Sen. Mark Leno has halted his pursuit of state legislation that would undermine a landlord’s right to leave the rental housing industry.
Leno, D-San Francisco, has given up on Senate Bill 1439 after its rejection in the Assembly Housing and Community Development Committee last week. The bill took aim at the Ellis Act, a landmark 1985 law that bars local governments from making property owners stay in the apartment business.
Leno told the San Francisco Chronicle on Tuesday that he’ll probably try to resurrect the bill in 2015.
“I’m very committed to this,” he said in the article.
The Housing and Community Development Committee voted down SB 1439 by a 4-3 vote on June 18, leaving little chance for Leno to keep the bill afloat this year.
The bill would force many rental property owners in San Francisco to wait at least five years before removing their units from the market — even if losing money month after month.
While the bill would have applied only to San Francisco, it could have statewide ramifications. Los Angeles has already expressed interest in pursuing legislation similar to SB 1439.
Before the Ellis Act, rent-controlled cities — Santa Monica in particular — were forcing landlords to stay in business, even if they were losing money or experiencing other hardships.

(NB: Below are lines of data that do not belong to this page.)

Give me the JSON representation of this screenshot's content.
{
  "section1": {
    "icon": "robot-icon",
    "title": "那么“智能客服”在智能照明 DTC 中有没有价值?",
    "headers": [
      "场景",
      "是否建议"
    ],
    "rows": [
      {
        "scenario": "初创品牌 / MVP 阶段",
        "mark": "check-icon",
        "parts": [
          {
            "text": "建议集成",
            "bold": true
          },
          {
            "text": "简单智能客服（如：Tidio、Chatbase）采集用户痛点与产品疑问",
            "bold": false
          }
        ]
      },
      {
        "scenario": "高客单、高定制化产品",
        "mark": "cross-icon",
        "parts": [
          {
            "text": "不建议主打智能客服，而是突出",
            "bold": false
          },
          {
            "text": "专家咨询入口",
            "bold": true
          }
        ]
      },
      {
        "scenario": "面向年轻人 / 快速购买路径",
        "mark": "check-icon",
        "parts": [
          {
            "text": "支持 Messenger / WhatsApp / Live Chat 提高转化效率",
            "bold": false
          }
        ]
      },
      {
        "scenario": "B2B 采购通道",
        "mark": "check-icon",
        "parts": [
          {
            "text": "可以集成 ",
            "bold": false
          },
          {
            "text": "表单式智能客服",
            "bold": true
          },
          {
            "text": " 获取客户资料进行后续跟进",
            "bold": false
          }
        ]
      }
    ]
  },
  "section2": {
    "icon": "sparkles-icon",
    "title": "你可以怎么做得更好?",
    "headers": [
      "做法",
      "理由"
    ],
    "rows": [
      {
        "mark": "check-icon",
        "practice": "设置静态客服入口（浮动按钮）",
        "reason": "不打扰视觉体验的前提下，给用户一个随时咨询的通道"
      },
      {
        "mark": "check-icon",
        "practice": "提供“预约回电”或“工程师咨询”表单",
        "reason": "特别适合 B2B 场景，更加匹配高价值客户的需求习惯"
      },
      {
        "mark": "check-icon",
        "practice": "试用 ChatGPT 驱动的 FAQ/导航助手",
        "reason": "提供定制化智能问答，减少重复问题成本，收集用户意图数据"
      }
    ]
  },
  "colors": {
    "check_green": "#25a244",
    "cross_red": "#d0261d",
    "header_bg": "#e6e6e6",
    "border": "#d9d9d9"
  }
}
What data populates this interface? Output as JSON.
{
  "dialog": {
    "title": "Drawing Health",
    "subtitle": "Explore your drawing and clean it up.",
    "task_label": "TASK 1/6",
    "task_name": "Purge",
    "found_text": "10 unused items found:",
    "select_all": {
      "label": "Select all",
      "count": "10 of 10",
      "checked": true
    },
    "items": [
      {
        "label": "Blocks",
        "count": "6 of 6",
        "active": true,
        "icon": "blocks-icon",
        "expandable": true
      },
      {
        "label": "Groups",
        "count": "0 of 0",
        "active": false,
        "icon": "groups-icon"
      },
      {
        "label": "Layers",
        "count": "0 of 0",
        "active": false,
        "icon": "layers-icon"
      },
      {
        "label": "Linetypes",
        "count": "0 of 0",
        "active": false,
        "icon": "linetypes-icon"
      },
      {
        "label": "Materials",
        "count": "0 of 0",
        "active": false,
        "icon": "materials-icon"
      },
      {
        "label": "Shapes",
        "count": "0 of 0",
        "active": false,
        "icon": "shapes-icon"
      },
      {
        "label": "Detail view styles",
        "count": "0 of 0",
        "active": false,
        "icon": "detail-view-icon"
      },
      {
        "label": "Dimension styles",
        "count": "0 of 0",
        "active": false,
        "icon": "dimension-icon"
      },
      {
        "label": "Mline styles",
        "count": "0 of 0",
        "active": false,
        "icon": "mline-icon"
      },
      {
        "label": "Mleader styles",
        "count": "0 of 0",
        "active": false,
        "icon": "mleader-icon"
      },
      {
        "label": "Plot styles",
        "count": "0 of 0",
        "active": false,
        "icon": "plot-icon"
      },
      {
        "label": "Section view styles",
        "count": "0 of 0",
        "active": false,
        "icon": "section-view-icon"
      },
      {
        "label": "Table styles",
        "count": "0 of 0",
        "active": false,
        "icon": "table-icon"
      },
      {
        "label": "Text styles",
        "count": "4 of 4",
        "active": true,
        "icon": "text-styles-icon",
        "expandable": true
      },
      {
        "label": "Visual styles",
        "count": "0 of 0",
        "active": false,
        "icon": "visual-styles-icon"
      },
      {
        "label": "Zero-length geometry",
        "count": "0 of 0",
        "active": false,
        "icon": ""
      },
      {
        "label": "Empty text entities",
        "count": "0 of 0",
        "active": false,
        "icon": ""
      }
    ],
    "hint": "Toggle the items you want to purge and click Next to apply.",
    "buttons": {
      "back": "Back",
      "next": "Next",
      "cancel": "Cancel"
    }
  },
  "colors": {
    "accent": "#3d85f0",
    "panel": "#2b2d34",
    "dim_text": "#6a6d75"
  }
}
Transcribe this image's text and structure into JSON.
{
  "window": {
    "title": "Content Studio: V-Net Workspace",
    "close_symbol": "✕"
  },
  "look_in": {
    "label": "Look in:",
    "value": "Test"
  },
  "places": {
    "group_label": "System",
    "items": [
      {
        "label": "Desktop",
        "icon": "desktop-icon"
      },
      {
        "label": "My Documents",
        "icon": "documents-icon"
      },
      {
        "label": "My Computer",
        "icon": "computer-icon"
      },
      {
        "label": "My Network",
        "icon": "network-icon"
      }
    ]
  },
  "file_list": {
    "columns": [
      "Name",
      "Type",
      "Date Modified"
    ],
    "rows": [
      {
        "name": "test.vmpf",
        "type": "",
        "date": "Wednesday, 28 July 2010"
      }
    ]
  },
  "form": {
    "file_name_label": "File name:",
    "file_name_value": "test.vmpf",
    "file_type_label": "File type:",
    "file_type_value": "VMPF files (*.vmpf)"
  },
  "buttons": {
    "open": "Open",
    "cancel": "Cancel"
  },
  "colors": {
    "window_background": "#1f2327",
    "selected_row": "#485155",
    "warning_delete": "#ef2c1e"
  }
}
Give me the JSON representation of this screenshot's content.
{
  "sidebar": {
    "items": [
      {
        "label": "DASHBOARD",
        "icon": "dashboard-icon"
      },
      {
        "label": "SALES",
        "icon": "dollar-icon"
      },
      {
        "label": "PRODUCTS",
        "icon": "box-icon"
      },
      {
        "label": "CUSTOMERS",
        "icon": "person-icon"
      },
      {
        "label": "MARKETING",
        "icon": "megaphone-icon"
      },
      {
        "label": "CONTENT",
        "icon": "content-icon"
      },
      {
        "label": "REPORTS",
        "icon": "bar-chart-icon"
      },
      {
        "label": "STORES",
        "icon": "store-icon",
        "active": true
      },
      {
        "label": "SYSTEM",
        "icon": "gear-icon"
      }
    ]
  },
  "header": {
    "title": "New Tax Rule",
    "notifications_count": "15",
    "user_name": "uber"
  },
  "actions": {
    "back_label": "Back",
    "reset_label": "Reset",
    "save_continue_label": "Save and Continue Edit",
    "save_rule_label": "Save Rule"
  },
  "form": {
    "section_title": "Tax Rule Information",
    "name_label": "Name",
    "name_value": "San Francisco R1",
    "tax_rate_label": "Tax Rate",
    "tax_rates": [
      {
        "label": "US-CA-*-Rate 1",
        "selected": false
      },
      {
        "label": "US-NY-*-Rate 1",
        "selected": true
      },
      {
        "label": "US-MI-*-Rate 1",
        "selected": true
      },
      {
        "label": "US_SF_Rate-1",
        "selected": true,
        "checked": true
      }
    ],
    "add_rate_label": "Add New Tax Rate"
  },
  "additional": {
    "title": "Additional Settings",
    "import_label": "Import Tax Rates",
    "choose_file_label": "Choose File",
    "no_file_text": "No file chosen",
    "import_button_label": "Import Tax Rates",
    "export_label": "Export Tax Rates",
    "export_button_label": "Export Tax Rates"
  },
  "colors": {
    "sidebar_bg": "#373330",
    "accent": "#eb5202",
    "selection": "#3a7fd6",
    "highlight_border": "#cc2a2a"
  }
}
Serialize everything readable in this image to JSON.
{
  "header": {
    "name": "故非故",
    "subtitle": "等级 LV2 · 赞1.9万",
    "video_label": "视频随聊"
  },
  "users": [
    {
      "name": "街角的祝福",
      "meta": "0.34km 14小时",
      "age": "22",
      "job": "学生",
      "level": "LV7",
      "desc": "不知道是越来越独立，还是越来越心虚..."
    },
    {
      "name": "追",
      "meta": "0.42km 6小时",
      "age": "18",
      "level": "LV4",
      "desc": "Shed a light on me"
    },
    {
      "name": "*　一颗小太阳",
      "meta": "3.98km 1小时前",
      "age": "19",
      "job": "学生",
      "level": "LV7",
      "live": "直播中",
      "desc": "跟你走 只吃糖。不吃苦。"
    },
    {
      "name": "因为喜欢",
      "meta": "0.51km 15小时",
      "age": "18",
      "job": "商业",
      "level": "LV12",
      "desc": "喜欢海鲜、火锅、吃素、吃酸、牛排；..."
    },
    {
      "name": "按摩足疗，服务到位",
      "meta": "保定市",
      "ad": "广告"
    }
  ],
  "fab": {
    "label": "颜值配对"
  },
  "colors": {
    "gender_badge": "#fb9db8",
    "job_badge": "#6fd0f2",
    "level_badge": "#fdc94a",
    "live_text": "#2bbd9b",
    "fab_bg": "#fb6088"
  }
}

The Ellis Act has blocked this type of government intrusion, providing a veritable escape hatch for owners who can no longer thrive – or even survive — in rent-controlled communities.
- Leno abandons bill to thwart Ellis Act evictions (The San Francisco Chronicle)
- Leno drops Ellis Act bill for San Francisco (The Sacramento Bee)
- Anti-Ellis Act bill dealt major blow in Assembly
- Anti-Ellis Act bill heads to first Assembly committee Wednesday
- CAA to keep fighting anti-Ellis Act bill
- Leno’s anti-Ellis Act bill fails on Senate floor
- Leno’s Ellis Act bill passes Judiciary Committee
- Leno’s bill progresses to Judiciary Committee, although barely
- Anti-Ellis Act bill heading to Housing Committee
- San Francisco lawmakers’ attempt to gut Ellis Act meets resistance
- CAA posts website to educate public on Ellis Act
- CAA chapter sues to protect property owner rights under Ellis Act